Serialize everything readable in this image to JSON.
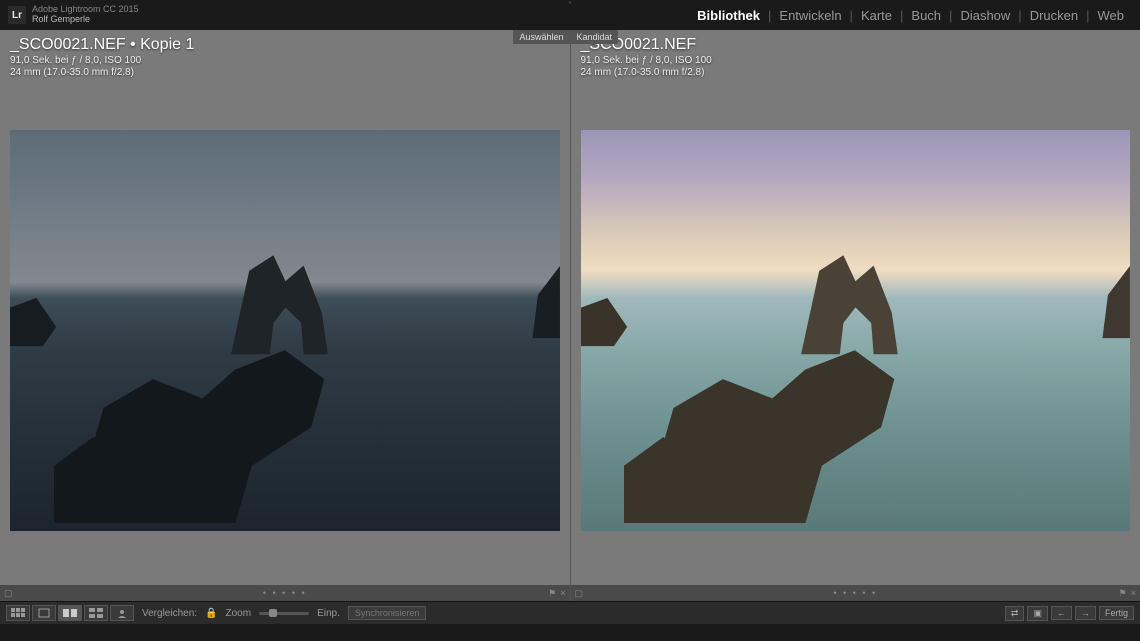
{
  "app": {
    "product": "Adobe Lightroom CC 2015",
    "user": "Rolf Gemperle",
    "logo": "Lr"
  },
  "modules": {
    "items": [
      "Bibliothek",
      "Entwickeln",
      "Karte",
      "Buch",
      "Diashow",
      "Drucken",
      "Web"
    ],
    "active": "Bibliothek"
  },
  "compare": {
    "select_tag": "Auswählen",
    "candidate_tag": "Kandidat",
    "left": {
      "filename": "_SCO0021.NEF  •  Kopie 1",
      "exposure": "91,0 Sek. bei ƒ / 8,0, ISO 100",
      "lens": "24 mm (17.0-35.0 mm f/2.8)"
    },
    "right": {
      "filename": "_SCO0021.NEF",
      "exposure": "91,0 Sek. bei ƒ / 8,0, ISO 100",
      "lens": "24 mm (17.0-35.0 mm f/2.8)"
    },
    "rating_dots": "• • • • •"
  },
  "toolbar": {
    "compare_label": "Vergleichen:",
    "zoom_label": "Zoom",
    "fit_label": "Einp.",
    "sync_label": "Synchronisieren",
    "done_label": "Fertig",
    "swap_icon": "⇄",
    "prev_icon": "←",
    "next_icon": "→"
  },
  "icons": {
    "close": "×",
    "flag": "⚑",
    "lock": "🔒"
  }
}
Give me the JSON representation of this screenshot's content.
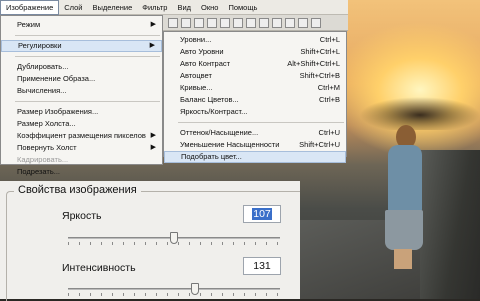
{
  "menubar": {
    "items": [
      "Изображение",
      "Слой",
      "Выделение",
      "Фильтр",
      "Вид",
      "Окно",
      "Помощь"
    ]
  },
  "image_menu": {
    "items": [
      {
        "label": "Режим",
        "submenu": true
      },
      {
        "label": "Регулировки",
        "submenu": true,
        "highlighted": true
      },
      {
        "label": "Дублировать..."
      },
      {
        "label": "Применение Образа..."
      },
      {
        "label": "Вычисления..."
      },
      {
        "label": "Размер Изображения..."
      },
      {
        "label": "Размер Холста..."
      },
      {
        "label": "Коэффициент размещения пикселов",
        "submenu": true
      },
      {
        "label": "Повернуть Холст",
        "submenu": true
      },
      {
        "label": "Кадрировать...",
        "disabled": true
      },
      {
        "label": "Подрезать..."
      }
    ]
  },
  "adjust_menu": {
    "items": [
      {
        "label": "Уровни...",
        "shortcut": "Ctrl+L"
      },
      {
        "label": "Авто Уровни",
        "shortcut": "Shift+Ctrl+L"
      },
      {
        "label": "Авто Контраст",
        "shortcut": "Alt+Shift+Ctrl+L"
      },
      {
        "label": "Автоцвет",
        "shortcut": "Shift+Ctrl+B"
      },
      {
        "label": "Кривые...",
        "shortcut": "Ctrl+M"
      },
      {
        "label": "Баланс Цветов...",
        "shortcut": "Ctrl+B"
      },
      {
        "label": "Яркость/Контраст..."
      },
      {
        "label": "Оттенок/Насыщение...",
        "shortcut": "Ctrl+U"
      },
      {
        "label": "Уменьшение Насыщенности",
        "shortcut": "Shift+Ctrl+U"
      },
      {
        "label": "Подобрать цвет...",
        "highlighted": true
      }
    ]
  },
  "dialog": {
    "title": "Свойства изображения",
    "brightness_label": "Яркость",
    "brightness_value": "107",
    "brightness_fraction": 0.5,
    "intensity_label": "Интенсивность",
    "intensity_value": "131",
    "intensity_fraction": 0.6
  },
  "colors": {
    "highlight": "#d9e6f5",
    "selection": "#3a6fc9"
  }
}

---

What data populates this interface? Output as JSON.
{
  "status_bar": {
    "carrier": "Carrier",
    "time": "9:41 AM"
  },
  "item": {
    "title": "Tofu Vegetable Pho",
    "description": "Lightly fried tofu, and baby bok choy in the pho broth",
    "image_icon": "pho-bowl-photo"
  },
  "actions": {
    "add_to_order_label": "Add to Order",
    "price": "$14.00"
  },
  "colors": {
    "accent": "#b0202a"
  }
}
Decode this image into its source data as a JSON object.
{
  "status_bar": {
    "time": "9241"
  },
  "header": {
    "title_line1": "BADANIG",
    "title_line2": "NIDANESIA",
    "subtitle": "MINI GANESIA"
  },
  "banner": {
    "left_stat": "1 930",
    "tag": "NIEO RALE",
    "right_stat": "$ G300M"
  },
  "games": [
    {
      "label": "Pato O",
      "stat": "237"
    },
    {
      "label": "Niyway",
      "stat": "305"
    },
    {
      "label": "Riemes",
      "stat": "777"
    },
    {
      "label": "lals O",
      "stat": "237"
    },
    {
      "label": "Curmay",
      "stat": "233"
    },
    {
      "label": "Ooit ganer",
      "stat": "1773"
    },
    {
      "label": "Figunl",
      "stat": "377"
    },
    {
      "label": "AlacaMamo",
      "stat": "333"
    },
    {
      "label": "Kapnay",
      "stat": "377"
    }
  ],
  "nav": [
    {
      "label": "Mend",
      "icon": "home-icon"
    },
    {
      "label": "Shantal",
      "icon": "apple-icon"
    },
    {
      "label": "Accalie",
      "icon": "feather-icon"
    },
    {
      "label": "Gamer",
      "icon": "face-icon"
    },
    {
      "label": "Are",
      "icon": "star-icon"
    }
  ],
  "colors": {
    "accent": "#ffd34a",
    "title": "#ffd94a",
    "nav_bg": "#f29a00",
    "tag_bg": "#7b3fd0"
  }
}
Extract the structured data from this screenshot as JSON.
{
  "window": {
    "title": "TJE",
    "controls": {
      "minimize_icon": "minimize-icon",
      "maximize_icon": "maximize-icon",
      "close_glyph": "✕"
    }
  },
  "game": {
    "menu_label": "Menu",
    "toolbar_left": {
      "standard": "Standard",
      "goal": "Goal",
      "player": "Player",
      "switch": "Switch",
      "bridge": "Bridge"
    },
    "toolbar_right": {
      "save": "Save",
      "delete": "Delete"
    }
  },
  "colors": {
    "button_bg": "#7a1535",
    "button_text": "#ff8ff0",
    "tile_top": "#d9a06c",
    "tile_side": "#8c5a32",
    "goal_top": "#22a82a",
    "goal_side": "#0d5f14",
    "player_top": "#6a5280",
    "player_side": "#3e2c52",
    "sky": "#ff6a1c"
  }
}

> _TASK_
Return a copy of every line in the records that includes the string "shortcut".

> _ANSWER BOX_
        "shortcut": "Ctrl+L"
        "shortcut": "Shift+Ctrl+L"
        "shortcut": "Alt+Shift+Ctrl+L"
        "shortcut": "Shift+Ctrl+B"
        "shortcut": "Ctrl+M"
        "shortcut": "Ctrl+B"
        "shortcut": "Ctrl+U"
        "shortcut": "Shift+Ctrl+U"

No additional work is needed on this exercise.